Medicinal plants have been identified and used throughout human history. These plants can synthesise a wide variety of chemical compounds with different biological functions, including healing and well-being. There are many people, especially in the rural communities, who believe in the effectiveness of medicinal plants used in traditional medicine practices.
Because they are affordable and accessible, there is an increasing reliance on the use of medicinal plants to meet healthcare needs, by a growing African population. Popular medicinal plants in South Africa include cancer bush (Sutherlandia frutescens), African potato (Hypoxis hemerocallidea) and African ginger (Siphonochilus aethiopicus).
Medicinal plants are also important resources for the development of the global pharmaceutical industry. It was estimated that about a quarter of globally prescribed drugs are of plant origin. The current situation is that most medicinal plants (including the endemic ones) are extensively collected from the wild population and are often over-exploited. An growing demand for certain medicinal plants has resulted in market scarcity and critical population decline of many species in their natural habitat. Thus, the conservation or sustainable utilisation of these plants is imperative if present and future generations are to benefit from these medicinal plants.
Cultivating medicinal plants is a good way to ensure sustainable availability of plant material to meet the growing demand. However, the cultivation of high quality medicinal plants requires intensive care and management.

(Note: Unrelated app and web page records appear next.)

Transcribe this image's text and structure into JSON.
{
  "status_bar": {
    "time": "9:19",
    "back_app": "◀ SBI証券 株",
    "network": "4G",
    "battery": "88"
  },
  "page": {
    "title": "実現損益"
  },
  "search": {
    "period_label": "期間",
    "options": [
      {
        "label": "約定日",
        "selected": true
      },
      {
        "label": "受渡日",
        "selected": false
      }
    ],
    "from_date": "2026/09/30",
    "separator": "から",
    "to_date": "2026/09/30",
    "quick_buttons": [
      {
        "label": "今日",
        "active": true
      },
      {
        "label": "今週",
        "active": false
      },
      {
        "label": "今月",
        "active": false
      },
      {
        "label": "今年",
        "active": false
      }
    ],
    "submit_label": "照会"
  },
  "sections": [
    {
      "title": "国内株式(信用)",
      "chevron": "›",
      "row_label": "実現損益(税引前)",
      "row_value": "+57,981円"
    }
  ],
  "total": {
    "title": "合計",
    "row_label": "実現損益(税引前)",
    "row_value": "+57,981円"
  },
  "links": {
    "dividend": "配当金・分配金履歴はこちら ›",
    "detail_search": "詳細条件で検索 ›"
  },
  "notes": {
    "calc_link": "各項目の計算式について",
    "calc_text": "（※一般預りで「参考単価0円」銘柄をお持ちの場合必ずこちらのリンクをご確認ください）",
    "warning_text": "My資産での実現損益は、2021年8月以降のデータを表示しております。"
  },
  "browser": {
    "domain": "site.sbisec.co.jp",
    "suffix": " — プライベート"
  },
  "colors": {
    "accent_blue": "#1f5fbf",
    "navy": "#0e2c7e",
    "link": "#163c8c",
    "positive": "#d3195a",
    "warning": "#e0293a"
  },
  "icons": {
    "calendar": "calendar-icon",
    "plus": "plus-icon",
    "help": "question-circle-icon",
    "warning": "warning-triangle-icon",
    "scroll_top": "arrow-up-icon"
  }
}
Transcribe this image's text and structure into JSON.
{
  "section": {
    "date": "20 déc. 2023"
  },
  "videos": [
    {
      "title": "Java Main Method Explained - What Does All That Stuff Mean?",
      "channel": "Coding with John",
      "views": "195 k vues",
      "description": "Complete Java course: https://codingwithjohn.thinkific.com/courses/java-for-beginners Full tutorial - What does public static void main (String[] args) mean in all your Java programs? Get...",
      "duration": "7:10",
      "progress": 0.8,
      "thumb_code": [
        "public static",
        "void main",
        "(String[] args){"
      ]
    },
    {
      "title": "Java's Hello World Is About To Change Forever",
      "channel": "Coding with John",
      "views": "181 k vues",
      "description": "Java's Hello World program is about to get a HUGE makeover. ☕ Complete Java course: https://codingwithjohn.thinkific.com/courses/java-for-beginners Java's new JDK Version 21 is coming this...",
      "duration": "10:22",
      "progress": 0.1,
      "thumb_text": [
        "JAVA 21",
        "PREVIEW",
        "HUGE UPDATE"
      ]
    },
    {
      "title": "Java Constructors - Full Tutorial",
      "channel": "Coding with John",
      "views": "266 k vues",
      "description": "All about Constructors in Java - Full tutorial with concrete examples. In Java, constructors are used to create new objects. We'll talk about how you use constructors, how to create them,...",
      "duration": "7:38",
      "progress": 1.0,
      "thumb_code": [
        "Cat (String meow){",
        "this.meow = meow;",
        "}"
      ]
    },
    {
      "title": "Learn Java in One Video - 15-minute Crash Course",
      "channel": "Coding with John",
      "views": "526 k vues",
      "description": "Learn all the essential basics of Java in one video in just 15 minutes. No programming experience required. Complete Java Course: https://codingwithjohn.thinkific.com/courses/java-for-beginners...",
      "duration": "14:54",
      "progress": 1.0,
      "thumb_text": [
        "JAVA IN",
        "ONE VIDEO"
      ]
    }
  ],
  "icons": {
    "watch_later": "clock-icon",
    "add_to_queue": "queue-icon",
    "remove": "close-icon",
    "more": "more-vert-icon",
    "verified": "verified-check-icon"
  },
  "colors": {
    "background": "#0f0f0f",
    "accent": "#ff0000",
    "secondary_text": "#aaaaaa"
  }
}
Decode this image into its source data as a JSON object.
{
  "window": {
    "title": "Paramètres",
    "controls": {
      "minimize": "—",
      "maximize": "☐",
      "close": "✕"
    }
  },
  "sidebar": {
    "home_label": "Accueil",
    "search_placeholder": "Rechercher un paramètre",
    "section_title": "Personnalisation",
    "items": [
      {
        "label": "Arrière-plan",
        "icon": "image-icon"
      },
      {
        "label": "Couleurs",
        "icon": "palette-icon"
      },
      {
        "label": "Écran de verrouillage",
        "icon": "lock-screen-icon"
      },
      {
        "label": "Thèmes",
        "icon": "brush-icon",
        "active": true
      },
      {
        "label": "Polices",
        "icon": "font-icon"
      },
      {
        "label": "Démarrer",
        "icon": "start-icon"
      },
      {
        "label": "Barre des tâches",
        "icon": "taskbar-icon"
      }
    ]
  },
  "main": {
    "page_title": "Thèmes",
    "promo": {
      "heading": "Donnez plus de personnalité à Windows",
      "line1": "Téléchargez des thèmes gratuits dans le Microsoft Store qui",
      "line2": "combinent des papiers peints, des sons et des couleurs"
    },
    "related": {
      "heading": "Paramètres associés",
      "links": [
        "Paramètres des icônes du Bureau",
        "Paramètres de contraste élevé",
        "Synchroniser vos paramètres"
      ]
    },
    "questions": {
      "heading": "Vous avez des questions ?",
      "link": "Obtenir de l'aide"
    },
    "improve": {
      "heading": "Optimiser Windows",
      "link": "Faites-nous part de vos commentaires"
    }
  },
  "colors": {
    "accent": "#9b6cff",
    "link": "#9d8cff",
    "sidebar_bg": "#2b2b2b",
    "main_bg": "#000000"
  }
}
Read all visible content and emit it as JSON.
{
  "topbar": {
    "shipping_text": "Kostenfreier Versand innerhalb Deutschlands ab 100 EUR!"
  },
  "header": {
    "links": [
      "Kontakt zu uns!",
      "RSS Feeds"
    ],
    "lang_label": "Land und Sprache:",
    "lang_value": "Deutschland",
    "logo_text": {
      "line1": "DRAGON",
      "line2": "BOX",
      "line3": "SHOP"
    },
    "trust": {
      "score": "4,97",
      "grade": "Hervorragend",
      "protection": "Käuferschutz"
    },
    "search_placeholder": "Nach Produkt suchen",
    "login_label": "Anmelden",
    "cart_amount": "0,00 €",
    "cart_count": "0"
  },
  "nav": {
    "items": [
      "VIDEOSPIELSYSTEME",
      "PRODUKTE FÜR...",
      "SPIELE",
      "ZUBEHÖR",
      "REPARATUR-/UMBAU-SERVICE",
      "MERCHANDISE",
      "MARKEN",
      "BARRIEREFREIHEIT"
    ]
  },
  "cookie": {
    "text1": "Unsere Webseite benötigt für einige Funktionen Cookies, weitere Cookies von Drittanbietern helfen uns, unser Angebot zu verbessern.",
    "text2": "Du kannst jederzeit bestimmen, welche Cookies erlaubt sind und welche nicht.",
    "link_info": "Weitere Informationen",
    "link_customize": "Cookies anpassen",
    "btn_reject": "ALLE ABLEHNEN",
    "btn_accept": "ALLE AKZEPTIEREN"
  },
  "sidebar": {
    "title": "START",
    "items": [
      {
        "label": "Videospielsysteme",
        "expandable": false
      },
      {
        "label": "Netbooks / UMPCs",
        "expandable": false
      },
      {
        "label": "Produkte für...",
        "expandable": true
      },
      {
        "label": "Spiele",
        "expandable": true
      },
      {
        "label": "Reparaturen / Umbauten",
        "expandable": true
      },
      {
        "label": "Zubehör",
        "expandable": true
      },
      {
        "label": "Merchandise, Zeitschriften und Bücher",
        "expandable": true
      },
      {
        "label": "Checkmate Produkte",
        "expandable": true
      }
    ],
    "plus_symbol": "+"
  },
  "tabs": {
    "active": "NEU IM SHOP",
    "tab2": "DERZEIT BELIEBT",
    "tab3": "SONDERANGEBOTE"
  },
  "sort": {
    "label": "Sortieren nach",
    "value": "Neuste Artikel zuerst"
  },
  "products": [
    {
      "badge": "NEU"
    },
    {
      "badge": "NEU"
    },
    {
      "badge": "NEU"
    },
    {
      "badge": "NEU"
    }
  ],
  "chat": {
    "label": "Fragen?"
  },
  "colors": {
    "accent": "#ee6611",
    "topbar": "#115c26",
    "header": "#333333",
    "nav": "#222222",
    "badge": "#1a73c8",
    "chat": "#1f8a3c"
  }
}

Medicinal plants of the same species can show a significant difference in quality when cultivated differently or at different sites. Therefore, systematic cultivation and good agricultural practices are required to ensure that the medicinal quality of cultivated species is not compromised.
Research studies conducted at the ARC Vegetable and Ornamental Plant centre (ARCVOP) on various medicinal plants focuses on improved propagation and cultivation practices, and on quality assessment of the medicinal active compounds in the plant material. Research to optimise cultivation practices includes investigations into planting density, irrigation requirements, fertiliser management (organic versus inorganic) and pruning.
Research on some high demand medicinal plants, including African potato (Hypoxis hemerocallidea), African ginger (Siphonochilus aethiopicus), Sweet wormwood (Artemisia annua), Cancer bush (Sutherlandia frutescens), Moringa (Moringa oleifera) and Rabassam or Umckaloabo (Pelargonium sidoides), has indicated that medicinal plant yield can be increased without compromising the medicinal quality of the harvested material. – ARC Newsletter